> [SUPPLIED MATERIAL]:
'''

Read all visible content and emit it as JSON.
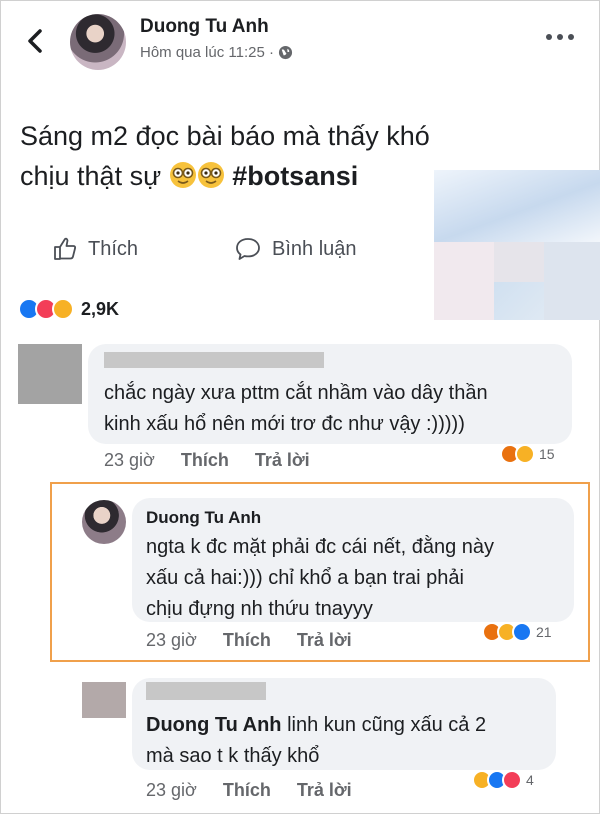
{
  "post": {
    "author": "Duong Tu Anh",
    "timestamp": "Hôm qua lúc 11:25 ·",
    "text_line1": "Sáng m2 đọc bài báo mà thấy khó",
    "text_line2": "chịu thật sự",
    "hashtag": "#botsansi",
    "actions": {
      "like": "Thích",
      "comment": "Bình luận"
    },
    "reaction_count": "2,9K"
  },
  "comments": [
    {
      "text": "chắc ngày xưa pttm cắt nhầm vào dây thần kinh xấu hổ nên mới trơ đc như vậy :)))))",
      "line1": "chắc ngày xưa pttm cắt nhầm vào dây thần",
      "line2": "kinh xấu hổ nên mới trơ đc như vậy :)))))",
      "time": "23 giờ",
      "like": "Thích",
      "reply": "Trả lời",
      "reactions": "15"
    },
    {
      "author": "Duong Tu Anh",
      "line1": "ngta k đc mặt phải đc cái nết, đằng này",
      "line2": "xấu cả hai:))) chỉ khổ a bạn trai phải",
      "line3": "chịu đựng nh thứu tnayyy",
      "time": "23 giờ",
      "like": "Thích",
      "reply": "Trả lời",
      "reactions": "21"
    },
    {
      "mention": "Duong Tu Anh",
      "line1_rest": " linh kun cũng xấu cả 2",
      "line2": "mà sao t k thấy khổ",
      "time": "23 giờ",
      "like": "Thích",
      "reply": "Trả lời",
      "reactions": "4"
    }
  ],
  "colors": {
    "highlight": "#f0a04b",
    "like_blue": "#1877f2",
    "love_red": "#f33e58",
    "haha_yellow": "#f7b125"
  }
}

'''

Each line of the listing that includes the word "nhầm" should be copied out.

      "text": "chắc ngày xưa pttm cắt nhầm vào dây thần kinh xấu hổ nên mới trơ đc như vậy :)))))",
      "line1": "chắc ngày xưa pttm cắt nhầm vào dây thần",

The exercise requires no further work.